Liam Howard laughs and adds: “When we started out, we were initially called The Dregs, and when we released our first song, Chemical Love, I put it up on Spotify. I was aware there was another band called The Dregs but I just assumed it would separate the two. It actually got added to their Spotify profile and they had thousands of monthly listeners. I knew we were going to get in so much trouble! I couldn’t undo it! I had to phone up the Spotify support – it was a nightmare!”

A nightmare start that they failed to let haunt them.

They’ve kicked on from that and King Tut’s in Glasgow has opened its doors to the West Fifers twice in August and January.

“King Tut’s was amazing. The whole buzz about the place is incredible. It’s such an iconic venue. As far as unsigned bands go, it’s one of the biggest in Scotland if not the UK. All of our favourite bands have played it.

“It’s quite intimidating walking up those stairs with all your favourite bands’ names on the steps.

“We all met up in Inverkeithing and went through together after renting out a bus to take us. There must’ve been about 60 of us walking from pub to pub in Glasgow that night!”

That sense of involvement with their fans and mates transcends onto the stage, too.

“The way we are, we really feed off the energy from the crowd.

“When we start going to gigs away from Fife, we’re not going to be able to ask our fans here to travel through all the time. It’s a lot to ask. Everyone has a great time but we want new people to find us as well. We enjoy the night as much as they do.

“I think that’s one of the reasons people like us, we don’t take ourselves too seriously.

“A lot of bands these days are so focused on becoming famous faces they aren’t enjoying it as much. You get in a band to have fun. If you’re not enjoying, what’s even the point? It shows on stage, too. The crowd can tell if you’re faking.

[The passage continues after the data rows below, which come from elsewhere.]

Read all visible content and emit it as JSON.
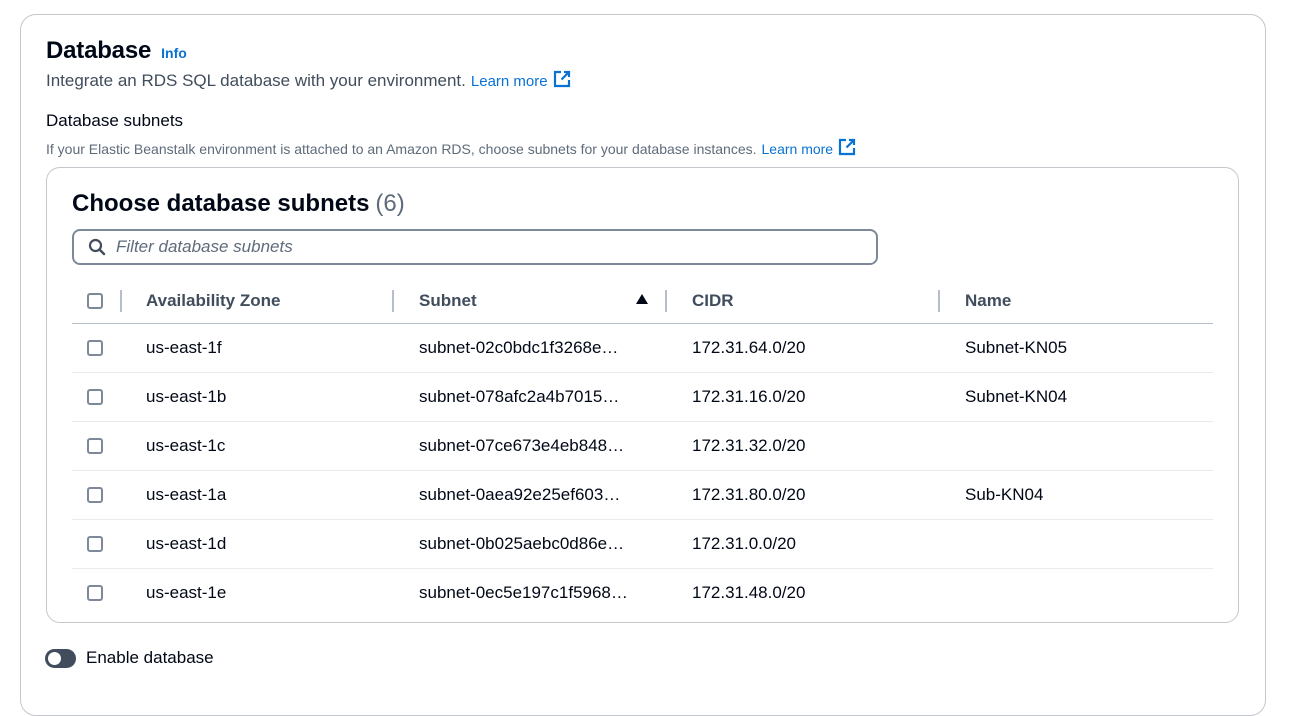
{
  "section": {
    "title": "Database",
    "info_label": "Info",
    "description": "Integrate an RDS SQL database with your environment.",
    "learn_more": "Learn more"
  },
  "subnets_field": {
    "label": "Database subnets",
    "description": "If your Elastic Beanstalk environment is attached to an Amazon RDS, choose subnets for your database instances.",
    "learn_more": "Learn more"
  },
  "table": {
    "title": "Choose database subnets",
    "count": "(6)",
    "filter_placeholder": "Filter database subnets",
    "columns": {
      "az": "Availability Zone",
      "subnet": "Subnet",
      "cidr": "CIDR",
      "name": "Name"
    },
    "rows": [
      {
        "az": "us-east-1f",
        "subnet": "subnet-02c0bdc1f3268e…",
        "cidr": "172.31.64.0/20",
        "name": "Subnet-KN05"
      },
      {
        "az": "us-east-1b",
        "subnet": "subnet-078afc2a4b7015…",
        "cidr": "172.31.16.0/20",
        "name": "Subnet-KN04"
      },
      {
        "az": "us-east-1c",
        "subnet": "subnet-07ce673e4eb848…",
        "cidr": "172.31.32.0/20",
        "name": ""
      },
      {
        "az": "us-east-1a",
        "subnet": "subnet-0aea92e25ef603…",
        "cidr": "172.31.80.0/20",
        "name": "Sub-KN04"
      },
      {
        "az": "us-east-1d",
        "subnet": "subnet-0b025aebc0d86e…",
        "cidr": "172.31.0.0/20",
        "name": ""
      },
      {
        "az": "us-east-1e",
        "subnet": "subnet-0ec5e197c1f5968…",
        "cidr": "172.31.48.0/20",
        "name": ""
      }
    ]
  },
  "enable_database": {
    "label": "Enable database",
    "enabled": false
  },
  "colors": {
    "link": "#0972d3",
    "text": "#000716",
    "muted": "#5f6b7a",
    "toggle_off": "#414d5c"
  },
  "icons": {
    "info": "info-link",
    "external": "external-link-icon",
    "search": "search-icon",
    "sort": "sort-ascending-icon"
  }
}
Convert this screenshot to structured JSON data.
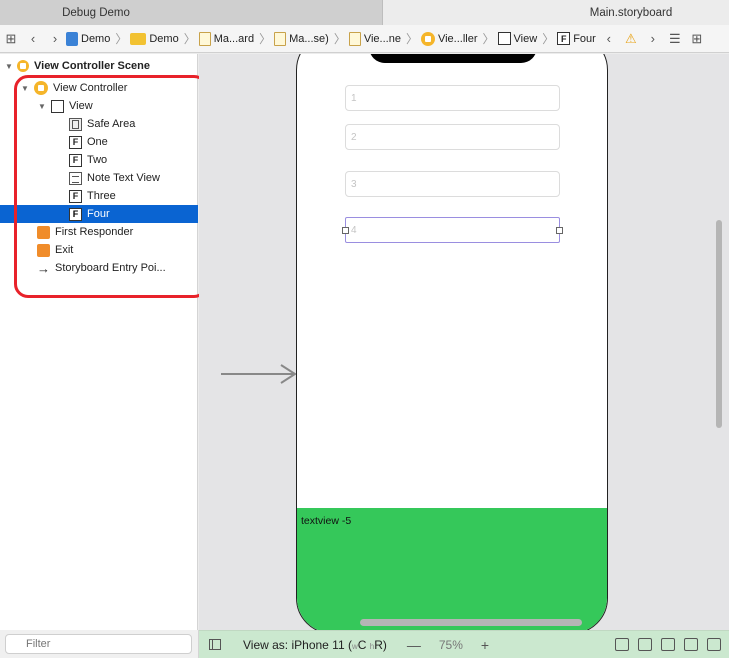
{
  "tabs": [
    {
      "label": "Debug Demo",
      "active": false
    },
    {
      "label": "Main.storyboard",
      "active": true
    }
  ],
  "jumpbar": {
    "crumbs": [
      "Demo",
      "Demo",
      "Ma...ard",
      "Ma...se)",
      "Vie...ne",
      "Vie...ller",
      "View",
      "Four"
    ]
  },
  "outline": {
    "scene": "View Controller Scene",
    "view_controller": "View Controller",
    "view": "View",
    "items": [
      "Safe Area",
      "One",
      "Two",
      "Note Text View",
      "Three",
      "Four"
    ],
    "first_responder": "First Responder",
    "exit": "Exit",
    "entry_point": "Storyboard Entry Poi..."
  },
  "canvas": {
    "fields": [
      "1",
      "2",
      "3",
      "4"
    ],
    "textview_label": "textview -5",
    "colors": {
      "textview_bg": "#35c85a",
      "selection": "#0a64d2",
      "highlight_ring": "#e8222a"
    }
  },
  "filter": {
    "placeholder": "Filter"
  },
  "bottombar": {
    "view_as": "View as: iPhone 11 (",
    "w": "w",
    "c": "C ",
    "h": "h",
    "r": "R)",
    "minus": "—",
    "zoom": "75%",
    "plus": "+"
  }
}
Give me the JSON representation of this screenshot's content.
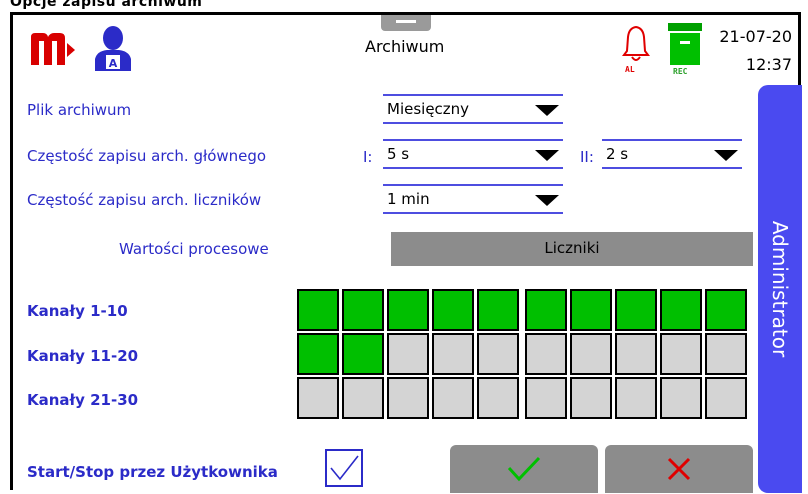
{
  "caption": "Opcje zapisu archiwum",
  "header": {
    "title": "Archiwum",
    "alarm_label": "AL",
    "rec_label": "REC",
    "date": "21-07-20",
    "time": "12:37",
    "icons": {
      "logo": "m-logo",
      "user": "user-admin-icon",
      "alarm": "bell-icon",
      "rec": "archive-rec-icon"
    }
  },
  "settings": {
    "archive_file": {
      "label": "Plik archiwum",
      "value": "Miesięczny"
    },
    "main_freq": {
      "label": "Częstość zapisu arch. głównego",
      "i_prefix": "I:",
      "i_value": "5 s",
      "ii_prefix": "II:",
      "ii_value": "2 s"
    },
    "counter_freq": {
      "label": "Częstość zapisu arch. liczników",
      "value": "1 min"
    }
  },
  "tabs": {
    "process": "Wartości procesowe",
    "counters": "Liczniki"
  },
  "channels": [
    {
      "label": "Kanały 1-10",
      "enabled": [
        true,
        true,
        true,
        true,
        true,
        true,
        true,
        true,
        true,
        true
      ]
    },
    {
      "label": "Kanały 11-20",
      "enabled": [
        true,
        true,
        false,
        false,
        false,
        false,
        false,
        false,
        false,
        false
      ]
    },
    {
      "label": "Kanały 21-30",
      "enabled": [
        false,
        false,
        false,
        false,
        false,
        false,
        false,
        false,
        false,
        false
      ]
    }
  ],
  "start_stop": {
    "label": "Start/Stop przez Użytkownika",
    "checked": true
  },
  "side_button": "Administrator",
  "colors": {
    "accent": "#4a4af0",
    "label": "#2b2bc8",
    "on": "#00bf00",
    "off": "#d4d4d4",
    "logo_red": "#d80000"
  }
}
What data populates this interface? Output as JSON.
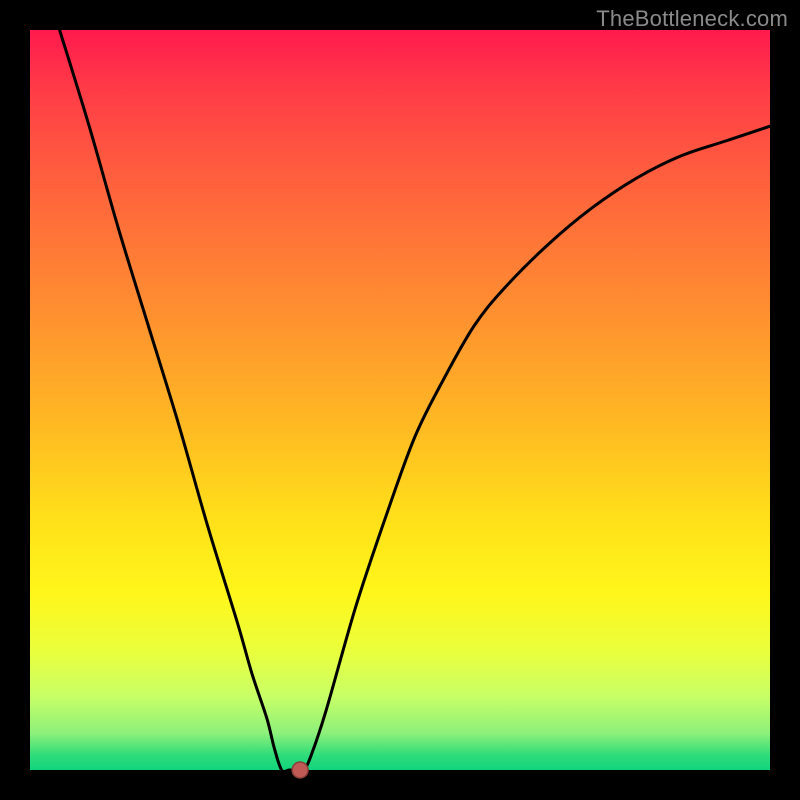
{
  "watermark_text": "TheBottleneck.com",
  "colors": {
    "frame": "#000000",
    "curve": "#000000",
    "marker_fill": "#c05a55",
    "marker_stroke": "#8a3e3a",
    "gradient_top": "#ff1a4d",
    "gradient_bottom": "#11d47c"
  },
  "chart_data": {
    "type": "line",
    "title": "",
    "xlabel": "",
    "ylabel": "",
    "xlim": [
      0,
      100
    ],
    "ylim": [
      0,
      100
    ],
    "grid": false,
    "legend": false,
    "series": [
      {
        "name": "bottleneck-curve",
        "x": [
          4,
          8,
          12,
          16,
          20,
          24,
          28,
          30,
          32,
          33,
          34,
          35,
          36,
          37,
          38,
          40,
          44,
          48,
          52,
          56,
          60,
          64,
          70,
          76,
          82,
          88,
          94,
          100
        ],
        "values": [
          100,
          87,
          73,
          60,
          47,
          33,
          20,
          13,
          7,
          3,
          0,
          0,
          0,
          0,
          2,
          8,
          22,
          34,
          45,
          53,
          60,
          65,
          71,
          76,
          80,
          83,
          85,
          87
        ]
      }
    ],
    "marker": {
      "x": 36.5,
      "y": 0,
      "radius_px": 8
    },
    "notes": "Axes have no visible tick labels in the image; values above are read as percentages of the plot area (0 at bottom-left)."
  }
}
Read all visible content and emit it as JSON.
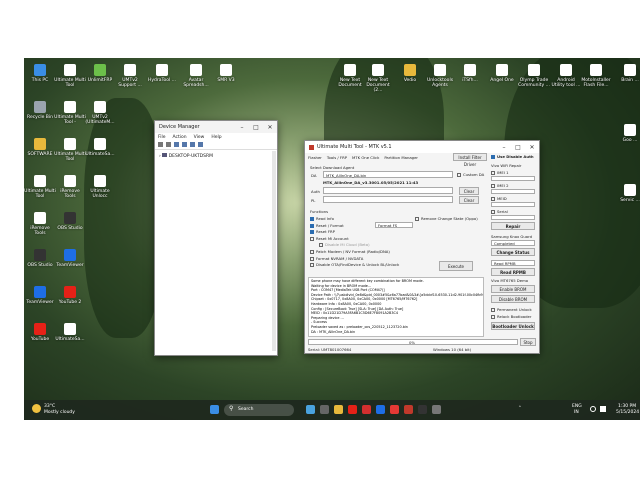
{
  "desktop_icons": [
    {
      "label": "This PC",
      "color": "#3a8ee6"
    },
    {
      "label": "Recycle Bin",
      "color": "#9aa4ae"
    },
    {
      "label": "SOFTWARE",
      "color": "#e8b93c"
    },
    {
      "label": "Ultimate Multi Tool",
      "color": "#ffffff"
    },
    {
      "label": "iRemove Tools",
      "color": "#ffffff"
    },
    {
      "label": "OBS Studio",
      "color": "#333333"
    },
    {
      "label": "TeamViewer",
      "color": "#1e6ee6"
    },
    {
      "label": "YouTube",
      "color": "#e62117"
    },
    {
      "label": "Ultimate Multi Tool",
      "color": "#ffffff"
    },
    {
      "label": "Ultimate Multi Tool -",
      "color": "#ffffff"
    },
    {
      "label": "Ultimate Multi Tool",
      "color": "#ffffff"
    },
    {
      "label": "iRemove Tools",
      "color": "#ffffff"
    },
    {
      "label": "OBS Studio",
      "color": "#333333"
    },
    {
      "label": "TeamViewer",
      "color": "#1e6ee6"
    },
    {
      "label": "YouTube 2",
      "color": "#e62117"
    },
    {
      "label": "UltimateSa...",
      "color": "#ffffff"
    },
    {
      "label": "UnlimitFRP",
      "color": "#6cc04a"
    },
    {
      "label": "UMTv2 (UltimateM...",
      "color": "#ffffff"
    },
    {
      "label": "UltimateSa...",
      "color": "#ffffff"
    },
    {
      "label": "Ultimate Unlocc",
      "color": "#ffffff"
    },
    {
      "label": "UMTv2 Support ...",
      "color": "#ffffff"
    },
    {
      "label": "HydraTool ...",
      "color": "#ffffff"
    },
    {
      "label": "Avatar Spreadsh...",
      "color": "#ffffff"
    },
    {
      "label": "SMR V3",
      "color": "#ffffff"
    },
    {
      "label": "New Text Document",
      "color": "#ffffff"
    },
    {
      "label": "New Text Document (2...",
      "color": "#ffffff"
    },
    {
      "label": "Vedio",
      "color": "#e8b93c"
    },
    {
      "label": "Unlocktools Agents",
      "color": "#ffffff"
    },
    {
      "label": "iTSfh...",
      "color": "#ffffff"
    },
    {
      "label": "Angel One",
      "color": "#ffffff"
    },
    {
      "label": "Olymp Trade Community ...",
      "color": "#ffffff"
    },
    {
      "label": "Android Utility tool ...",
      "color": "#ffffff"
    },
    {
      "label": "MotoInstaller Flash File...",
      "color": "#ffffff"
    },
    {
      "label": "Brain ...",
      "color": "#ffffff"
    },
    {
      "label": "Goo ...",
      "color": "#ffffff"
    },
    {
      "label": "Servic ...",
      "color": "#ffffff"
    }
  ],
  "device_manager": {
    "title": "Device Manager",
    "menu": [
      "File",
      "Action",
      "View",
      "Help"
    ],
    "tree_root": "DESKTOP-UKTDSRM"
  },
  "umt": {
    "title": "Ultimate Multi Tool - MTK v5.1",
    "tabs": [
      "Flasher",
      "Tools / FRP",
      "MTK One Click",
      "Partition Manager"
    ],
    "install_driver": "Install Filter Driver",
    "use_disable_auth": "Use Disable Auth",
    "select_download_agent": "Select Download Agent",
    "da_label": "DA",
    "da_value": "MTK_AllInOne_DA.bin",
    "da_info": "MTK_AllInOne_DA_v3.3001.05/05/2021 11:43",
    "custom_da": "Custom DA",
    "auth_label": "Auth",
    "pl_label": "PL",
    "clear": "Clear",
    "functions": "Functions",
    "func_items": [
      {
        "label": "Read Info",
        "on": true
      },
      {
        "label": "Reset / Format",
        "on": true
      },
      {
        "label": "Reset FRP",
        "on": true
      },
      {
        "label": "Reset Mi Account",
        "on": false
      },
      {
        "label": "Disable Mi Cloud (Beta)",
        "on": false
      },
      {
        "label": "Patch Modem / NV Format (Radio/DNA)",
        "on": false
      },
      {
        "label": "Format NVRAM / NVDATA",
        "on": false
      },
      {
        "label": "Disable OTA/FindDevice & Unlock BL/Unlock",
        "on": false
      }
    ],
    "format_option": "Format FS",
    "remove_change_state": "Remove Change State (Oppo)",
    "execute": "Execute",
    "right_panel": {
      "wifi_repair": "Vivo WiFi Repair",
      "imei1": "IMEI 1",
      "imei2": "IMEI 2",
      "mac": "MEID",
      "serial": "Serial",
      "repair": "Repair",
      "samsung_knox": "Samsung Knox Guard",
      "completed": "Completed",
      "change_status": "Change Status",
      "read_rpmb_sel": "Read RPMB",
      "read_rpmb": "Read RPMB",
      "vivo_demo": "Vivo MT6765 Demo",
      "enable_brom": "Enable BROM",
      "disable_brom": "Disable BROM",
      "permanent_unlock": "Permanent Unlock",
      "relock_bootloader": "Relock Bootloader",
      "bootloader_unlock": "Bootloader Unlock"
    },
    "log": [
      "Some phone may have different key combination for BROM mode.",
      "Waiting for device in BROM mode...",
      "Port : COM47 [MediaTek USB Port (COM47)]",
      "Device Path : \\\\?\\usb#vid_0e8d&pid_0003#5&c6a77bad&0&3#{a5dcbf10-6530-11d2-901f-00c04fb951ed}",
      "Chipset : 0x0717, 0x8A00, 0xCA00, 0x0000 [MT6765/MT6762]",
      "Hardware Info : 0x8A00, 0xCA00, 0x0000",
      "Config : [SecureBoot: True] [SLA: True] [DA Auth: True]",
      "MEID : 0x11D21D79A5FA6B1C5D6E7F8091A2B3C4",
      "Preparing device ...",
      "- Success",
      "Preloader saved as : preloader_ocs_220512_1123720.bin",
      "DA : MTK_AllInOne_DA.bin"
    ],
    "progress_pct": "0%",
    "stop": "Stop",
    "serial": "Serial: UMT801007664",
    "os": "Windows 10 (64 bit)"
  },
  "taskbar": {
    "weather_temp": "33°C",
    "weather_desc": "Mostly cloudy",
    "search_label": "Search",
    "lang": "ENG",
    "lang2": "IN",
    "time": "1:30 PM",
    "date": "5/15/2024"
  }
}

“We have fun. That’s why if we turn up for a show and there’s only six people, we aren’t going to care. As we’ll still enjoy it.

“Unless we physically can’t be there, we’ve never said no to a gig. Ever.

“People are paying money to come and see you. You need to put a lot of effort in.

“You need to be on the same wavelength as the people who are coming to see you as well. We think it should be one experience for everyone involved. The crowd shouldn’t be separated from us. It’s about the night. 

"If you want to listen to the songs, you can do that online or on your phone. It’s all about the night.”

What can you expect when you see The Dicksons live then?

Well, Martyn’s inked in his passion for Rock ‘n’ Roll with a chest tattoo, and it’s perhaps no surprise that the band share his love for the classics.

“Energy, adrenaline-fuelled rock ‘n’ roll. One hundred miles an hour. No gimmicks. That’s us.”

If you don’t believe them, you can check their Facebook page for ticket information for the single launch in PJ Molloys on June 3. Support is to be confirmed.